=== Section Start ===

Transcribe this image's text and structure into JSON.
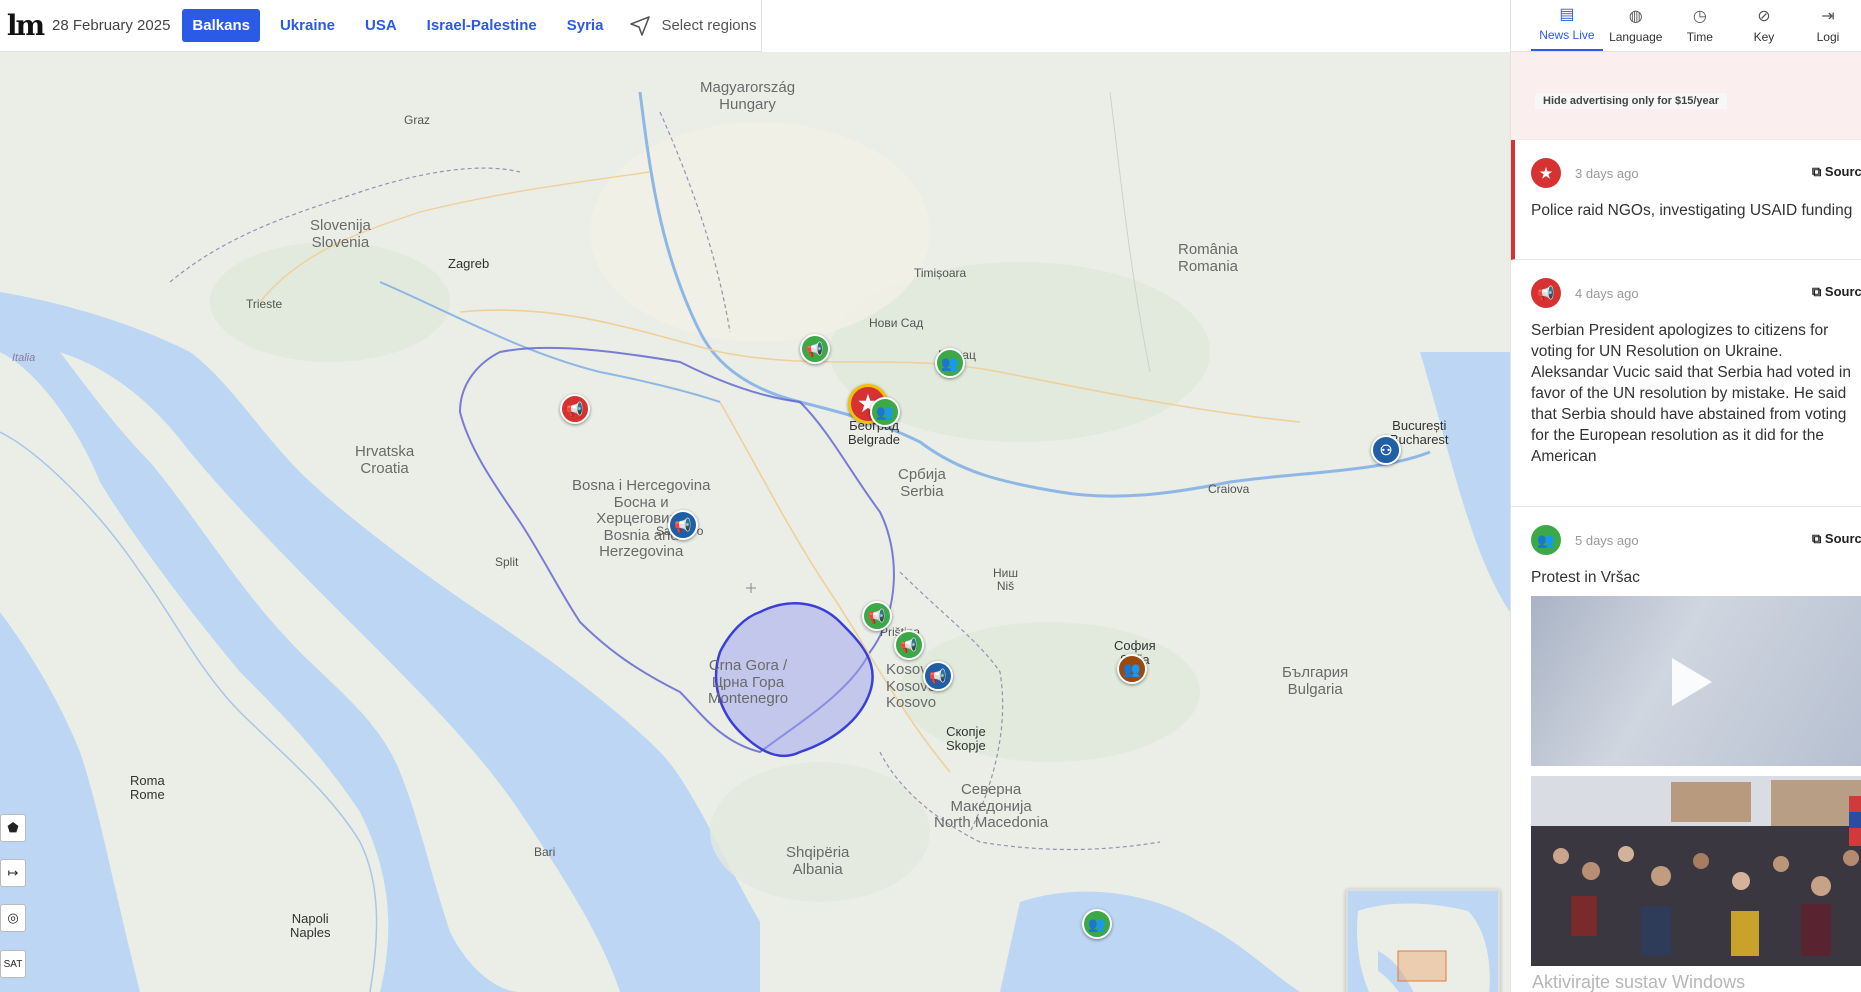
{
  "topbar": {
    "logo": "lm",
    "date": "28 February 2025",
    "tabs": [
      "Balkans",
      "Ukraine",
      "USA",
      "Israel-Palestine",
      "Syria"
    ],
    "active_tab": "Balkans",
    "select_regions": "Select regions"
  },
  "panel_nav": {
    "items": [
      {
        "label": "News Live",
        "icon": "news-icon",
        "active": true
      },
      {
        "label": "Language",
        "icon": "globe-icon"
      },
      {
        "label": "Time",
        "icon": "clock-icon"
      },
      {
        "label": "Key",
        "icon": "compass-icon"
      },
      {
        "label": "Logi",
        "icon": "login-icon"
      }
    ]
  },
  "ad": {
    "label": "Hide advertising only for $15/year"
  },
  "news": [
    {
      "time": "3 days ago",
      "source": "Source",
      "text": "Police raid NGOs, investigating USAID funding",
      "icon": "star-icon",
      "color": "#d63232"
    },
    {
      "time": "4 days ago",
      "source": "Source",
      "text": "Serbian President apologizes to citizens for voting for UN Resolution on Ukraine. Aleksandar Vucic said that Serbia had voted in favor of the UN resolution by mistake. He said that Serbia should have abstained from voting for the European resolution as it did for the American",
      "icon": "megaphone-icon",
      "color": "#d63232"
    },
    {
      "time": "5 days ago",
      "source": "Source",
      "text": "Protest in Vršac",
      "icon": "crowd-icon",
      "color": "#3ca847"
    }
  ],
  "map": {
    "tools": [
      "⬟",
      "↦",
      "◎",
      "SAT"
    ],
    "labels": {
      "magyarorszag": "Magyarország\nHungary",
      "slovenija": "Slovenija\nSlovenia",
      "hrvatska": "Hrvatska\nCroatia",
      "bosna": "Bosna i Hercegovina\nБосна и\nХерцеговина\nBosnia and\nHerzegovina",
      "srbija": "Србија\nSerbia",
      "romania": "România\nRomania",
      "bulgaria": "България\nBulgaria",
      "kosovo": "Kosovo\nKosovo\nKosovo",
      "montenegro": "Crna Gora /\nЦрна Гора\nMontenegro",
      "north_macedonia": "Северна\nМакедонија\nNorth Macedonia",
      "albania": "Shqipëria\nAlbania",
      "italia": "Italia",
      "belgrade": "Београд\nBelgrade",
      "zagreb": "Zagreb",
      "sofia": "София\nSofia",
      "bucuresti": "București\nBucharest",
      "skopje": "Скопје\nSkopje",
      "roma": "Roma\nRome",
      "napoli": "Napoli\nNaples",
      "bari": "Bari",
      "timisoara": "Timișoara",
      "craiova": "Craiova",
      "nis": "Ниш\nNiš",
      "vrsac": "Вршац",
      "novi_sad": "Нови Сад",
      "trieste": "Trieste",
      "sarajevo": "Sarajevo",
      "split": "Split",
      "graz": "Graz",
      "pristina": "Priština"
    }
  },
  "watermark": "Aktivirajte sustav Windows"
}
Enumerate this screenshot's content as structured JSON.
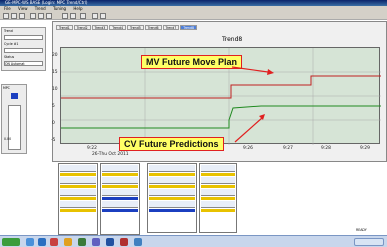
{
  "window": {
    "title": "GE-MPC-WS BASE (Login: MPC Trend/Ctrl)"
  },
  "menu": [
    "File",
    "View",
    "Trend",
    "Tuning",
    "Help"
  ],
  "tabs": [
    "Trend1",
    "Trend2",
    "Trend3",
    "Trend4",
    "Trend5",
    "Trend6",
    "Trend7",
    "Trend8"
  ],
  "trend": {
    "title": "Trend8",
    "date": "26-Thu Oct 2011",
    "times": [
      "9:22",
      "9:23",
      "9:24",
      "9:25",
      "9:26",
      "9:27",
      "9:28",
      "9:29"
    ],
    "ylabels": [
      "20",
      "15",
      "10",
      "5",
      "0",
      "-5"
    ]
  },
  "annotations": {
    "mv": "MV Future Move Plan",
    "cv": "CV Future Predictions"
  },
  "left_panel": {
    "trend_label": "Trend",
    "cycle_label": "Cycle #1",
    "mpc_label": "MPC",
    "status_label": "Status",
    "mode": "ON Automat",
    "zero": "0.00"
  },
  "status_bar": {
    "text": "READY"
  },
  "colors": {
    "mv_line": "#c02020",
    "cv_line": "#208a20",
    "plot_bg": "#d6e4d6",
    "label_bg": "#ffff66",
    "label_border": "#e02020"
  }
}
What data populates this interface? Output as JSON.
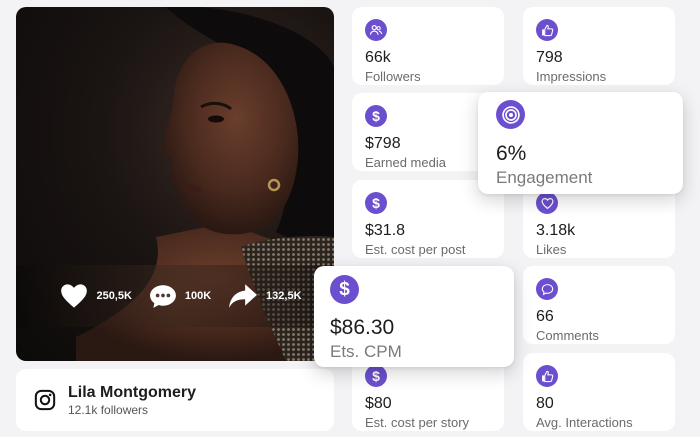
{
  "post": {
    "likes": "250,5K",
    "comments": "100K",
    "shares": "132,5K"
  },
  "profile": {
    "name": "Lila Montgomery",
    "followers": "12.1k followers"
  },
  "metrics": [
    {
      "icon": "users-icon",
      "value": "66k",
      "label": "Followers"
    },
    {
      "icon": "thumbs-up-icon",
      "value": "798",
      "label": "Impressions"
    },
    {
      "icon": "dollar-icon",
      "value": "$798",
      "label": "Earned media"
    },
    {
      "icon": "dollar-icon",
      "value": "$31.8",
      "label": "Est. cost per post"
    },
    {
      "icon": "heart-icon",
      "value": "3.18k",
      "label": "Likes"
    },
    {
      "icon": "comment-icon",
      "value": "66",
      "label": "Comments"
    },
    {
      "icon": "dollar-icon",
      "value": "$80",
      "label": "Est. cost per story"
    },
    {
      "icon": "thumbs-up-icon",
      "value": "80",
      "label": "Avg. Interactions"
    }
  ],
  "highlights": {
    "engagement": {
      "icon": "target-icon",
      "value": "6%",
      "label": "Engagement"
    },
    "cpm": {
      "icon": "dollar-icon",
      "value": "$86.30",
      "label": "Ets. CPM"
    }
  },
  "colors": {
    "accent": "#6c4fce",
    "background": "#f3f3f6"
  }
}
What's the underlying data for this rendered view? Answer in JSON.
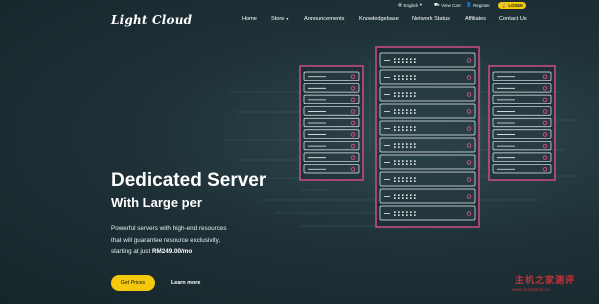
{
  "colors": {
    "accent": "#f4c80d",
    "rack_border": "#d94f8a",
    "background": "#1f3238"
  },
  "topbar": {
    "language": {
      "icon": "globe-icon",
      "label": "English"
    },
    "cart": {
      "icon": "cart-icon",
      "label": "View Cart"
    },
    "register": {
      "icon": "user-plus-icon",
      "label": "Register"
    },
    "login": {
      "icon": "lock-icon",
      "label": "LOGIN"
    }
  },
  "logo": "Light Cloud",
  "nav": {
    "home": "Home",
    "store": "Store",
    "announcements": "Announcements",
    "knowledgebase": "Knowledgebase",
    "network_status": "Network Status",
    "affiliates": "Affiliates",
    "contact": "Contact Us"
  },
  "hero": {
    "title": "Dedicated Server",
    "subtitle": "With Large per",
    "desc_line1": "Powerful servers with high-end resources",
    "desc_line2": "that will guarantee resource exclusivity,",
    "desc_line3_prefix": "starting at just ",
    "desc_price": "RM249.00/mo",
    "cta_primary": "Get Prices",
    "cta_secondary": "Learn more"
  },
  "watermark": {
    "text": "主机之家测评",
    "url": "www.liuzhuomo.cn"
  }
}
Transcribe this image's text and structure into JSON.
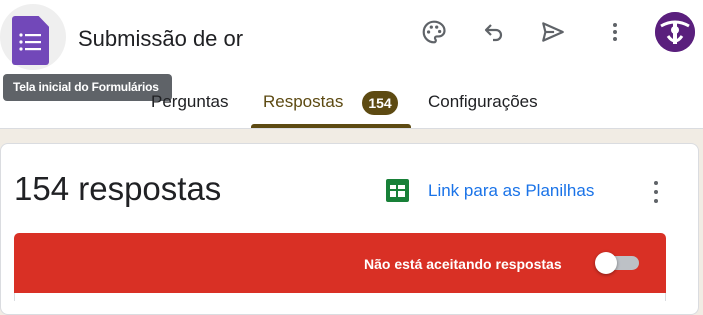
{
  "header": {
    "doc_title": "Submissão de or",
    "tooltip": "Tela inicial do Formulários",
    "icons": [
      "palette-icon",
      "undo-icon",
      "send-icon",
      "more-vert-icon",
      "avatar"
    ]
  },
  "tabs": [
    {
      "label": "Perguntas"
    },
    {
      "label": "Respostas",
      "badge": "154",
      "active": true
    },
    {
      "label": "Configurações"
    }
  ],
  "responses": {
    "count_label": "154 respostas",
    "sheets_link": "Link para as Planilhas",
    "banner_text": "Não está aceitando respostas",
    "accepting": false
  },
  "colors": {
    "accent": "#5d4a12",
    "forms_purple": "#7248b9",
    "banner_red": "#d93025",
    "link_blue": "#1a73e8",
    "sheets_green": "#188038"
  }
}
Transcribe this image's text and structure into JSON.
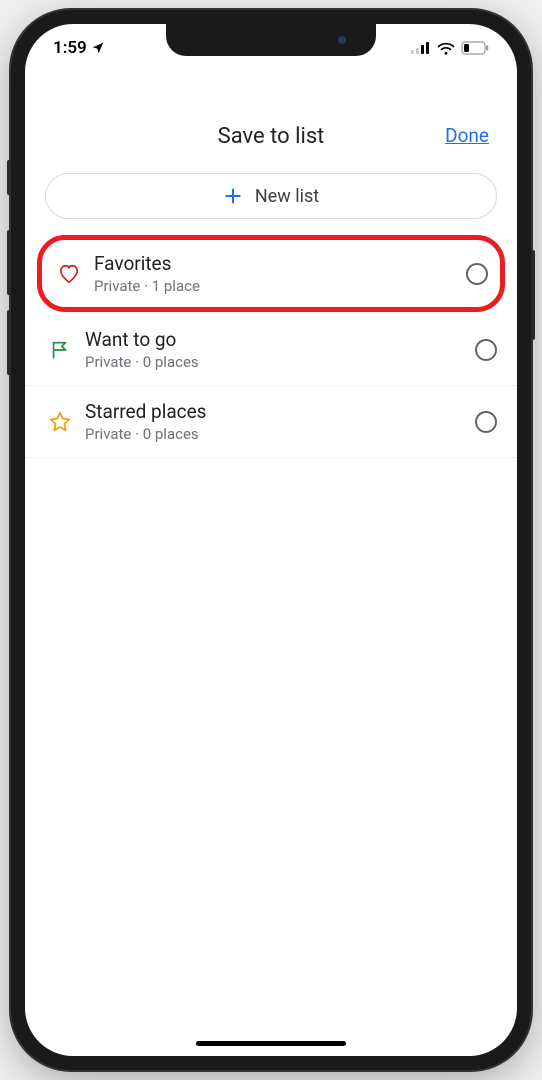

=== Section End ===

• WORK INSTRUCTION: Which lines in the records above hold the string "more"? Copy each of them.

• WORKED SOLUTION:
    "cta_secondary": "Learn more"
      "more-vert-icon",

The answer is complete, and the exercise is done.